━━━━━ Data for review

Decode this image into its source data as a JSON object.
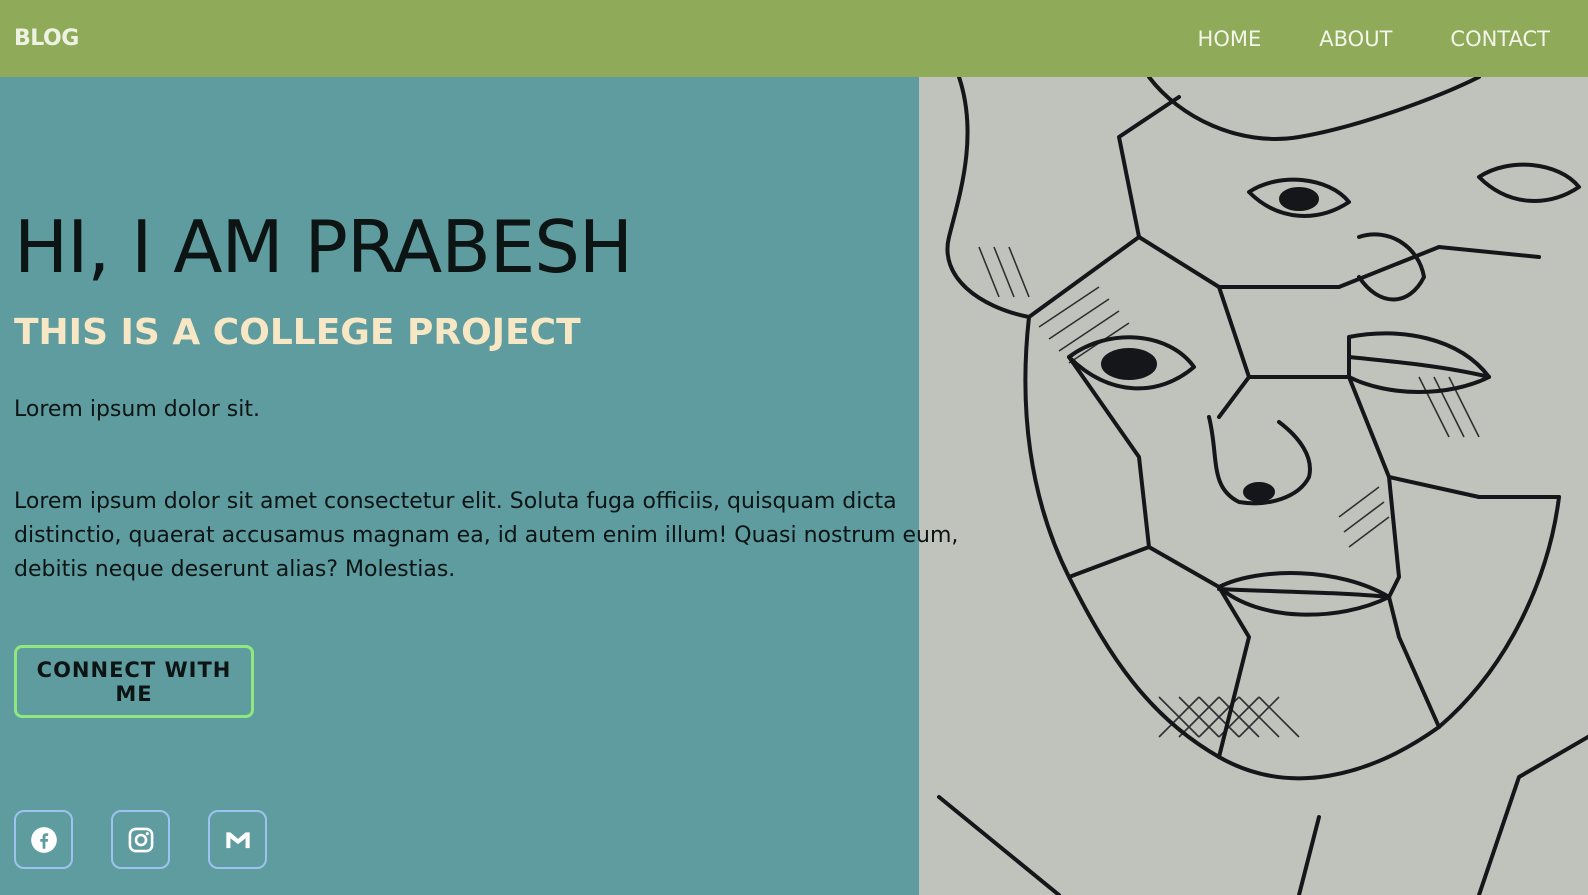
{
  "nav": {
    "brand": "BLOG",
    "links": [
      "HOME",
      "ABOUT",
      "CONTACT"
    ]
  },
  "hero": {
    "title": "HI, I AM PRABESH",
    "subtitle": "THIS IS A COLLEGE PROJECT",
    "short_text": "Lorem ipsum dolor sit.",
    "paragraph": "Lorem ipsum dolor sit amet consectetur elit. Soluta fuga officiis, quisquam dicta distinctio, quaerat accusamus magnam ea, id autem enim illum! Quasi nostrum eum, debitis neque deserunt alias? Molestias.",
    "cta_label": "CONNECT WITH ME"
  },
  "socials": [
    "facebook-icon",
    "instagram-icon",
    "gmail-icon"
  ],
  "colors": {
    "navbar": "#8fab5a",
    "background": "#5e9c9f",
    "subtitle": "#f7e7c4",
    "cta_border": "#8ee87e",
    "social_border": "#9ec3ee"
  }
}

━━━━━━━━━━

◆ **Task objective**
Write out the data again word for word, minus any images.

◆ **Answer space**
Decode this image into its source data as a JSON object.
{
  "nav": {
    "brand": "BLOG",
    "links": [
      "HOME",
      "ABOUT",
      "CONTACT"
    ]
  },
  "hero": {
    "title": "HI, I AM PRABESH",
    "subtitle": "THIS IS A COLLEGE PROJECT",
    "short_text": "Lorem ipsum dolor sit.",
    "paragraph": "Lorem ipsum dolor sit amet consectetur elit. Soluta fuga officiis, quisquam dicta distinctio, quaerat accusamus magnam ea, id autem enim illum! Quasi nostrum eum, debitis neque deserunt alias? Molestias.",
    "cta_label": "CONNECT WITH ME"
  },
  "socials": [
    "facebook-icon",
    "instagram-icon",
    "gmail-icon"
  ],
  "colors": {
    "navbar": "#8fab5a",
    "background": "#5e9c9f",
    "subtitle": "#f7e7c4",
    "cta_border": "#8ee87e",
    "social_border": "#9ec3ee"
  }
}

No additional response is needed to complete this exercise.